App and web page records:

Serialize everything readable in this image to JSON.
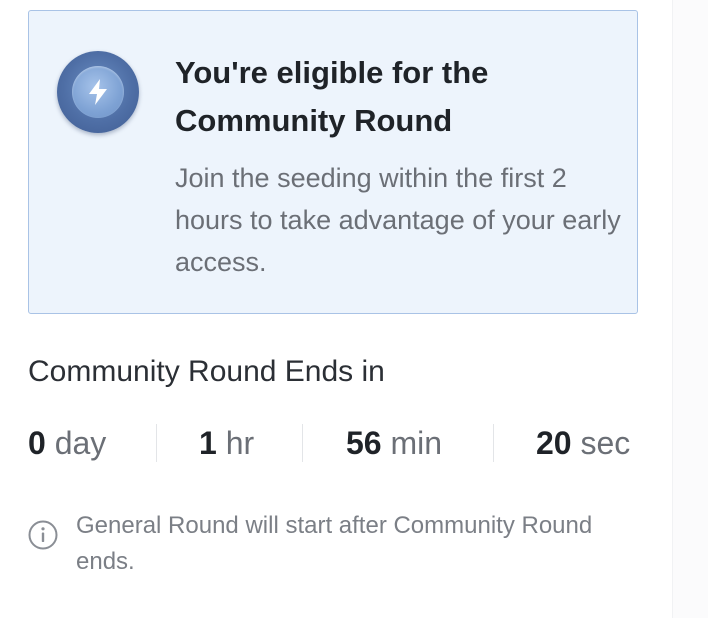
{
  "eligibility_card": {
    "icon": "lightning-bolt-icon",
    "title": "You're eligible for the Community Round",
    "description": "Join the seeding within the first 2 hours to take advantage of your early access."
  },
  "countdown": {
    "label": "Community Round Ends in",
    "days": {
      "value": "0",
      "unit": "day"
    },
    "hours": {
      "value": "1",
      "unit": "hr"
    },
    "minutes": {
      "value": "56",
      "unit": "min"
    },
    "seconds": {
      "value": "20",
      "unit": "sec"
    }
  },
  "notice": {
    "icon": "info-icon",
    "text": "General Round will start after Community Round ends."
  },
  "colors": {
    "card_background": "#edf4fc",
    "card_border": "#a9c3e6",
    "badge": "#4f6fa6",
    "muted_text": "#6b6f76"
  }
}
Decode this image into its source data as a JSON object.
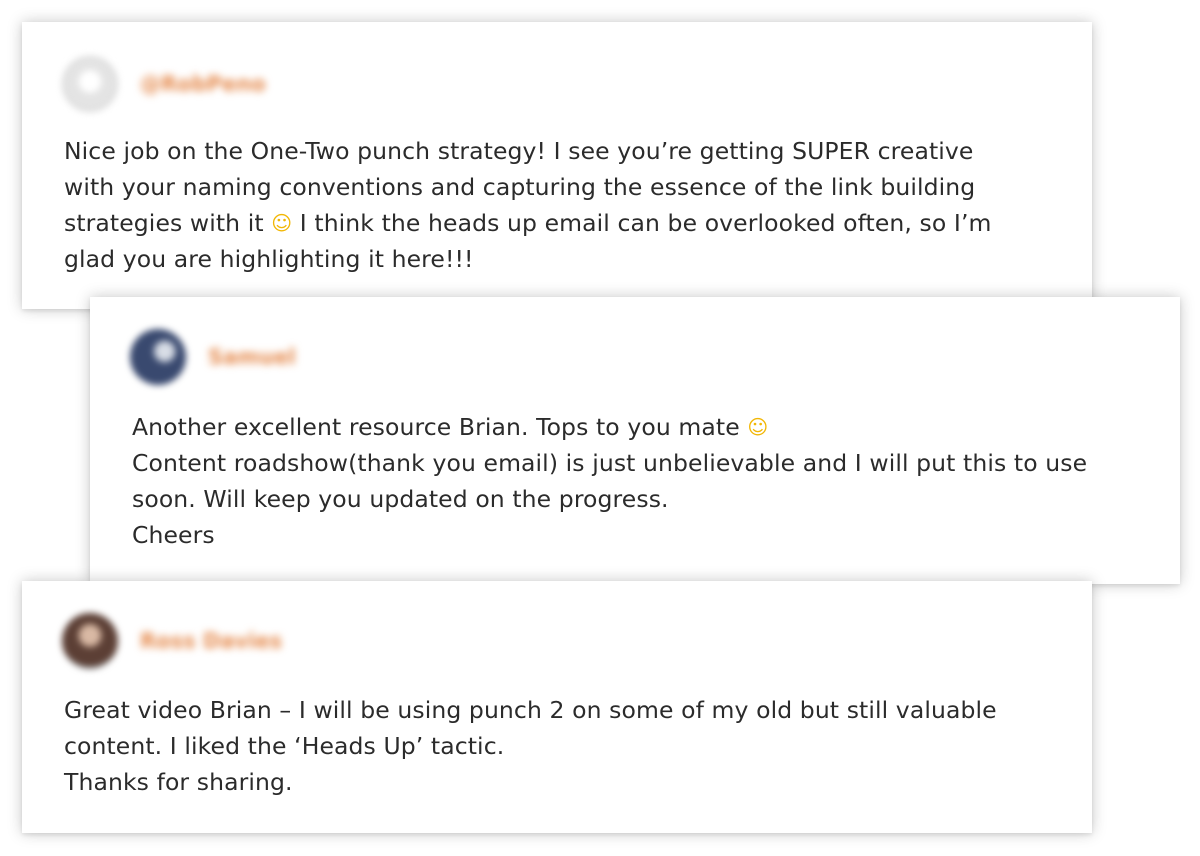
{
  "comments": [
    {
      "author": "@RobPeno",
      "lines": [
        "Nice job on the One-Two punch strategy! I see you’re getting SUPER creative",
        "with your naming conventions and capturing the essence of the link building",
        [
          "strategies with it ",
          " I think the heads up email can be overlooked often, so I’m"
        ],
        "glad you are highlighting it here!!!"
      ]
    },
    {
      "author": "Samuel",
      "lines": [
        [
          "Another excellent resource Brian. Tops to you mate ",
          ""
        ],
        "Content roadshow(thank you email) is just unbelievable and I will put this to use",
        "soon. Will keep you updated on the progress.",
        "Cheers"
      ]
    },
    {
      "author": "Ross Davies",
      "lines": [
        "Great video Brian – I will be using punch 2 on some of my old but still valuable",
        "content. I liked the ‘Heads Up’ tactic.",
        "Thanks for sharing."
      ]
    }
  ],
  "emoji": {
    "glyph": "☺",
    "name": "smiley-emoji-icon"
  },
  "colors": {
    "author_name": "#e58a4d",
    "text": "#2b2b2b"
  }
}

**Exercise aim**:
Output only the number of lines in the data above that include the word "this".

**Answer section**:
3